* [What you have to do] Read the data below. Every line holding the string "July" must be copied.

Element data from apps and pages
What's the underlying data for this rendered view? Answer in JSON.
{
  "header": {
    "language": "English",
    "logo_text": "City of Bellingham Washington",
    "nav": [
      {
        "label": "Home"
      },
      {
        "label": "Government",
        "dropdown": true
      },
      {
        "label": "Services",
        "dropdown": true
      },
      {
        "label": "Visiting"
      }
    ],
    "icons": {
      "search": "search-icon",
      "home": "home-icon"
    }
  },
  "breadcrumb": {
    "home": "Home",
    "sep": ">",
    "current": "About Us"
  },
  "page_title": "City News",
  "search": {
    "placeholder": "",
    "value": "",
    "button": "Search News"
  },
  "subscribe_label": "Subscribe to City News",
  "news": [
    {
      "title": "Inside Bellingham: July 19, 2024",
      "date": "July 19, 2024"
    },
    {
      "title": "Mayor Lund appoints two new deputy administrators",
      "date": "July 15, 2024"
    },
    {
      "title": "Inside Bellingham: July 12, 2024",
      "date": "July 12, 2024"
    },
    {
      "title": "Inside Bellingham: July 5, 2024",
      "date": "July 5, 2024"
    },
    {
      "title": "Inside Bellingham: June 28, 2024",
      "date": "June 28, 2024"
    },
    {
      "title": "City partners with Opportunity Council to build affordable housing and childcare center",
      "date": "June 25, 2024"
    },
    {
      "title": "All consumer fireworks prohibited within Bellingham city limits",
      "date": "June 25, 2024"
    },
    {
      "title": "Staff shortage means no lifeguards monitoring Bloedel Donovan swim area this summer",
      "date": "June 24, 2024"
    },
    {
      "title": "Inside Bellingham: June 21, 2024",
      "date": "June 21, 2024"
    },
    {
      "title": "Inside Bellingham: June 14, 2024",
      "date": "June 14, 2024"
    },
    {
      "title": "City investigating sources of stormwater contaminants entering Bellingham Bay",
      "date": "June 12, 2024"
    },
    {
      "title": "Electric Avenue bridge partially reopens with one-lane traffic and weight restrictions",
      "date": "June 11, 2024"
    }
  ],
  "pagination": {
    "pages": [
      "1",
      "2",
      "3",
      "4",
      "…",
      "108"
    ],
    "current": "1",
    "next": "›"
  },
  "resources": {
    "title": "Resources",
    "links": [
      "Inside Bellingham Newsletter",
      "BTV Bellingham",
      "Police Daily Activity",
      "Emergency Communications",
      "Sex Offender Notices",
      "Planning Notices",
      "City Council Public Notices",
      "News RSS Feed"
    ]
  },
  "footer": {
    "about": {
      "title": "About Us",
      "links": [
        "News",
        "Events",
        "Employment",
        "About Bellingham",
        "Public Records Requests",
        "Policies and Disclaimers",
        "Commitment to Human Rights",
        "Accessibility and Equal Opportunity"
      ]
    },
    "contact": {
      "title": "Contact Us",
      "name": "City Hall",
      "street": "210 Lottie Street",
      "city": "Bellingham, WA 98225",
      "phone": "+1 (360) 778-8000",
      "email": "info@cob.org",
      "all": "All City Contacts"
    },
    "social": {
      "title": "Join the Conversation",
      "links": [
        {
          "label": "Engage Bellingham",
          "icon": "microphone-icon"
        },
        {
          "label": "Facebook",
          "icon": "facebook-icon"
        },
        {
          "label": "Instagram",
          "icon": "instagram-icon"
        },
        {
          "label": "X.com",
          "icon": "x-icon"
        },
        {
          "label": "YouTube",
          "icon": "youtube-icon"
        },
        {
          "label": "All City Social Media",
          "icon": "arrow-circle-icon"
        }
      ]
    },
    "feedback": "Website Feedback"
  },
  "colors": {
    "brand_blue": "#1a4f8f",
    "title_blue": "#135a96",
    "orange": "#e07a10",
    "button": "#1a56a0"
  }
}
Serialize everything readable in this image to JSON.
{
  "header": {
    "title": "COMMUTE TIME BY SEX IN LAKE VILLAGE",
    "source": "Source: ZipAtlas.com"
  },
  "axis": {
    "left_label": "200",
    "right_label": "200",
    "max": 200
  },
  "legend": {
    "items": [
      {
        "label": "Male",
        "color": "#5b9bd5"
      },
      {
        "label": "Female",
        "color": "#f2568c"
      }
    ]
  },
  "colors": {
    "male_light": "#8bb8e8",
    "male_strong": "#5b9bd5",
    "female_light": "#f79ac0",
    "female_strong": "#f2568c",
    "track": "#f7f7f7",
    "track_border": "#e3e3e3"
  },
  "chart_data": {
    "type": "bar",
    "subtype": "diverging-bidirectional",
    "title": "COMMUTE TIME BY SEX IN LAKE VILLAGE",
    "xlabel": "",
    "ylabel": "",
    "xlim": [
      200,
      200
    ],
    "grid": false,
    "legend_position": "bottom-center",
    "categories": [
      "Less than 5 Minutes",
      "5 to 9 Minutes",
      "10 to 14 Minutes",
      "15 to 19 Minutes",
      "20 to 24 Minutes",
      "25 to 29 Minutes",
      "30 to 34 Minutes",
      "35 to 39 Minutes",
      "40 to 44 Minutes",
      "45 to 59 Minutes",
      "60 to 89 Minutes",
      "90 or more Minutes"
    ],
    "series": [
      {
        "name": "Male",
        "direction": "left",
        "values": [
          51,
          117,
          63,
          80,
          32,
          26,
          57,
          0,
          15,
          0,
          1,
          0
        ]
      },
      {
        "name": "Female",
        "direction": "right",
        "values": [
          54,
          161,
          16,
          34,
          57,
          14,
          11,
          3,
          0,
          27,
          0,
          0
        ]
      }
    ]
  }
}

* [Exercise solution]
      "title": "Inside Bellingham: July 19, 2024",
      "date": "July 19, 2024"
      "date": "July 15, 2024"
      "title": "Inside Bellingham: July 12, 2024",
      "date": "July 12, 2024"
      "title": "Inside Bellingham: July 5, 2024",
      "date": "July 5, 2024"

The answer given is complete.